◆ **Exercise prompt**
Which lines below contain the word "value"? Copy each one.

Data about app and page elements
********

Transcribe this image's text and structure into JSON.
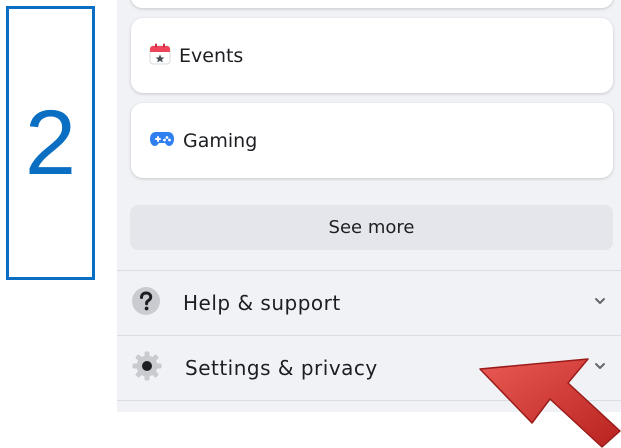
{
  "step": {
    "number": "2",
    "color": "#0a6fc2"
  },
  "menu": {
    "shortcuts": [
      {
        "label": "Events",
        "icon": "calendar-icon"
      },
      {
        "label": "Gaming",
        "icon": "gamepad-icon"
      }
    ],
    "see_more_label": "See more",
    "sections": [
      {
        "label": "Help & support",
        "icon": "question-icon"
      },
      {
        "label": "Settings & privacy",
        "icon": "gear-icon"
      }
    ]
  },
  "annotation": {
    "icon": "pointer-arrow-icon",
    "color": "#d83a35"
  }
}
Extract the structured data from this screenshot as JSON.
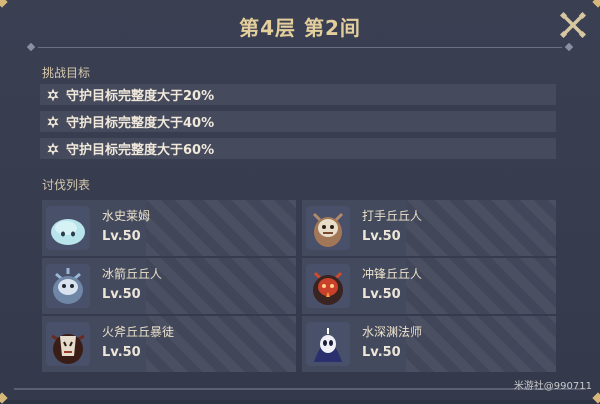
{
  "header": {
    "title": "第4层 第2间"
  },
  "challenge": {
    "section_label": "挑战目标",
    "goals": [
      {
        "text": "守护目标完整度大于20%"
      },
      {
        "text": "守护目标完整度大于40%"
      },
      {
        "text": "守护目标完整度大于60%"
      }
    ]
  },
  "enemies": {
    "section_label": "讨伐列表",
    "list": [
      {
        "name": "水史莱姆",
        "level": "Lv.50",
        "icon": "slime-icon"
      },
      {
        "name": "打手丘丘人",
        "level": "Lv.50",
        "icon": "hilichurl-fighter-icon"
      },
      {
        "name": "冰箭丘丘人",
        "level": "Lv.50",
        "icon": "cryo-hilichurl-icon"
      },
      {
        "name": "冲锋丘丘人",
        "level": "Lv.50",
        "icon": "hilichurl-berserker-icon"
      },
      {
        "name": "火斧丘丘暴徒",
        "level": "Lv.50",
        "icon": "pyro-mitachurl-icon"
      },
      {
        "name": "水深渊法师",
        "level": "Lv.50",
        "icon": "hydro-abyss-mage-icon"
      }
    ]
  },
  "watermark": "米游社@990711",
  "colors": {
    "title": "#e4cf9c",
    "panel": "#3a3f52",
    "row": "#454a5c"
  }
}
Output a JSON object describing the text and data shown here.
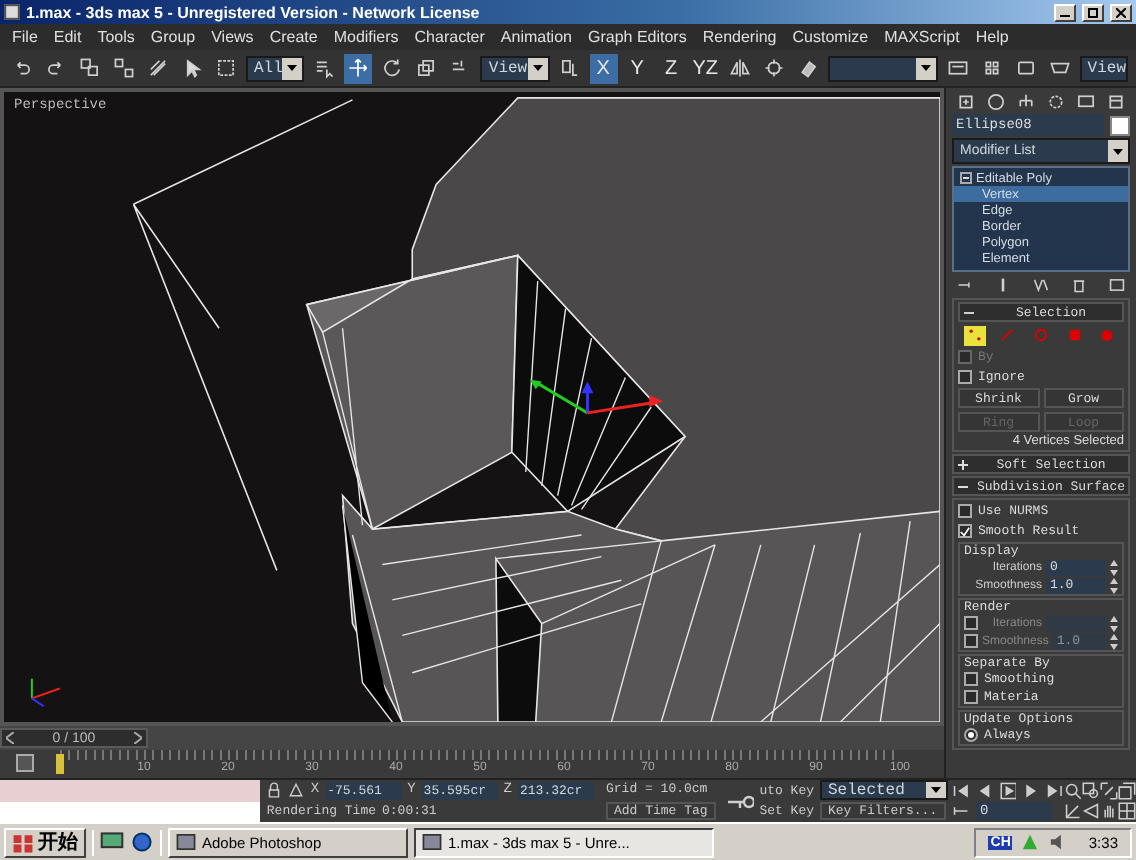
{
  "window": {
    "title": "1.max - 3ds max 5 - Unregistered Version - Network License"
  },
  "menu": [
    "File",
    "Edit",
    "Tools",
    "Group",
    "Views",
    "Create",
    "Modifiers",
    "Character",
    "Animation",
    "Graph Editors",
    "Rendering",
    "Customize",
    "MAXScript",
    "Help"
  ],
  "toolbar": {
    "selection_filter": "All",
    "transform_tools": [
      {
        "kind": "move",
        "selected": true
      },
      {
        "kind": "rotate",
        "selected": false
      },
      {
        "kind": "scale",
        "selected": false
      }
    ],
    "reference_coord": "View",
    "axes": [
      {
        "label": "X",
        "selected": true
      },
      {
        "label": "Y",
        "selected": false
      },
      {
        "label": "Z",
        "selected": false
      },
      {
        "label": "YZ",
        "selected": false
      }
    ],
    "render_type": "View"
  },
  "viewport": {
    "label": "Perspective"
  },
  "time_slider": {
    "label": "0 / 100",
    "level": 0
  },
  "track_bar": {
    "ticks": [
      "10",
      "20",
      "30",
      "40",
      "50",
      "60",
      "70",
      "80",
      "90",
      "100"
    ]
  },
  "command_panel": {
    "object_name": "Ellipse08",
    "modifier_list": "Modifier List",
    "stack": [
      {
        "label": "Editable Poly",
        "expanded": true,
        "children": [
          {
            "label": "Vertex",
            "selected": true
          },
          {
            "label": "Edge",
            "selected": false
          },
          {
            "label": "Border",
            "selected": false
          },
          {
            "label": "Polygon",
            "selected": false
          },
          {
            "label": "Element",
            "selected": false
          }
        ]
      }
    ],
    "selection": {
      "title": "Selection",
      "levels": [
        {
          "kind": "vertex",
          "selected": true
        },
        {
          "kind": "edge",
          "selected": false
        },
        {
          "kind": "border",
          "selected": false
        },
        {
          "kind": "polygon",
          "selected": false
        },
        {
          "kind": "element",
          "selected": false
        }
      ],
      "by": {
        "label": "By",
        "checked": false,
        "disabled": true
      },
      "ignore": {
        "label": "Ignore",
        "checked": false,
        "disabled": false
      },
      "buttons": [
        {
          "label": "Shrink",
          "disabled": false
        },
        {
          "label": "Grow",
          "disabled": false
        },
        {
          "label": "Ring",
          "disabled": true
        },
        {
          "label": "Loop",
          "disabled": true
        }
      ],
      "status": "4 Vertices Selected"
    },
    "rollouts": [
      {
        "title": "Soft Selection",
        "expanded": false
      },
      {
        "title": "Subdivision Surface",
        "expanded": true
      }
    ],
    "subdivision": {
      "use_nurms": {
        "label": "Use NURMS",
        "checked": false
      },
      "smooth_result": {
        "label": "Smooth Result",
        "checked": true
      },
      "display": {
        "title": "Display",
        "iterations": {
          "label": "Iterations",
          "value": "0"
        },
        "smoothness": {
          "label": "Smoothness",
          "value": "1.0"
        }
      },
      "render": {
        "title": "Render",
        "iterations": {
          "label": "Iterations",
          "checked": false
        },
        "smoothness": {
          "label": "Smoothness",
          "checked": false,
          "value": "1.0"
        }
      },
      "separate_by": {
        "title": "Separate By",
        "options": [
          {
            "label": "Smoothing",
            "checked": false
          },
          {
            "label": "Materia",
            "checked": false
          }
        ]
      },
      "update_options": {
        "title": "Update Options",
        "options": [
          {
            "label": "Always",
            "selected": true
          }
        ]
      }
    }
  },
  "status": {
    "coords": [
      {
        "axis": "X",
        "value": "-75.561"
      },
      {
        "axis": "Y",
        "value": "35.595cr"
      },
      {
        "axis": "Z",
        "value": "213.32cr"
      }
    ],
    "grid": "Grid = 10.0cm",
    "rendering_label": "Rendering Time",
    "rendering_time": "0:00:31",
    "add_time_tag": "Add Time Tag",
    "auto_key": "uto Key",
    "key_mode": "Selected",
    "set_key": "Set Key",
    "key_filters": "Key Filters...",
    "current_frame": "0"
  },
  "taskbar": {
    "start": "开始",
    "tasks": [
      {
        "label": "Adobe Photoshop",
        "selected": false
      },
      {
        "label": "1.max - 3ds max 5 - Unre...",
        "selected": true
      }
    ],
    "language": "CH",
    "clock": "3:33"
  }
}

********

◆ **Solution to this problem**
          "value": "0"
          "value": "1.0"
          "value": "1.0"
        "value": "-75.561"
        "value": "35.595cr"
        "value": "213.32cr"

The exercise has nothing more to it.